Having arrived in Perth, I quickly find myself a cricket club. The grade system is meritocratic and I will have to work my way up from the bottom, but that should be no trouble for Laurence Elderbrook.
At my first net practice, few if any of the players appear to have heard of my exploits. Is Australia really so backwards? It would appear so.
Most of my new teammates don’t even dress properly for practice. Resplendent in my cream flannels, I look immaculate, but many of these chaps are wearing short trousers and sleeveless shirts that lack buttons.
I march into a vacant net and take my guard. As the bowler approaches, I wave him back with my hand. Something is amiss.
The bowler looks displeased but I have realised that I am thirsty and the matter needs attending to immediately. I instruct him to bring me a gin and tonic, but he refuses and I am forced to take the only option available to a man in my position. I let fly a huge, bestial roar and hurl my bat at him forcefully.
Some gentlemen who are waiting to bowl react angrily to this, despite the calm manner in which I have delivered the dressing down and despite the fact that it was entirely righteous.
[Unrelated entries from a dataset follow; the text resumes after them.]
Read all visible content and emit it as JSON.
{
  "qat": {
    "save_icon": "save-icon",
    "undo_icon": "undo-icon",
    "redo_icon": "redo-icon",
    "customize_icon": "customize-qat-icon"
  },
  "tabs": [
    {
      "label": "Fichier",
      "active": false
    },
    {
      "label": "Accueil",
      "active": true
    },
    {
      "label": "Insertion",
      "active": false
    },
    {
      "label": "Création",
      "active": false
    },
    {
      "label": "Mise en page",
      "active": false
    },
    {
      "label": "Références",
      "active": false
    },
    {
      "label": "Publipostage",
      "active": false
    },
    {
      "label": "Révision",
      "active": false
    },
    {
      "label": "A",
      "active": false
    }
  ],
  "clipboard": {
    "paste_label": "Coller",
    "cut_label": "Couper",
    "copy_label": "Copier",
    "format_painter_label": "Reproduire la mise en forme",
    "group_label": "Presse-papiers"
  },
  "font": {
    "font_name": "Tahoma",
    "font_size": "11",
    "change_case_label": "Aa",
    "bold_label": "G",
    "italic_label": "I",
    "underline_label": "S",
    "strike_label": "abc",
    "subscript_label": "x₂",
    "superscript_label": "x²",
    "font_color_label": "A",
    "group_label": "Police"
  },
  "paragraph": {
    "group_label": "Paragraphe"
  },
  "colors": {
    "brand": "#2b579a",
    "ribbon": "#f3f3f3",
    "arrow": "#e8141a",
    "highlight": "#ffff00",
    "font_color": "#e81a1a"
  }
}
As I am stretchered off by the paramedics with the serene dignity afforded to only the very few, I can see that I have impressed my new teammates. They admire my British grit. They admire me.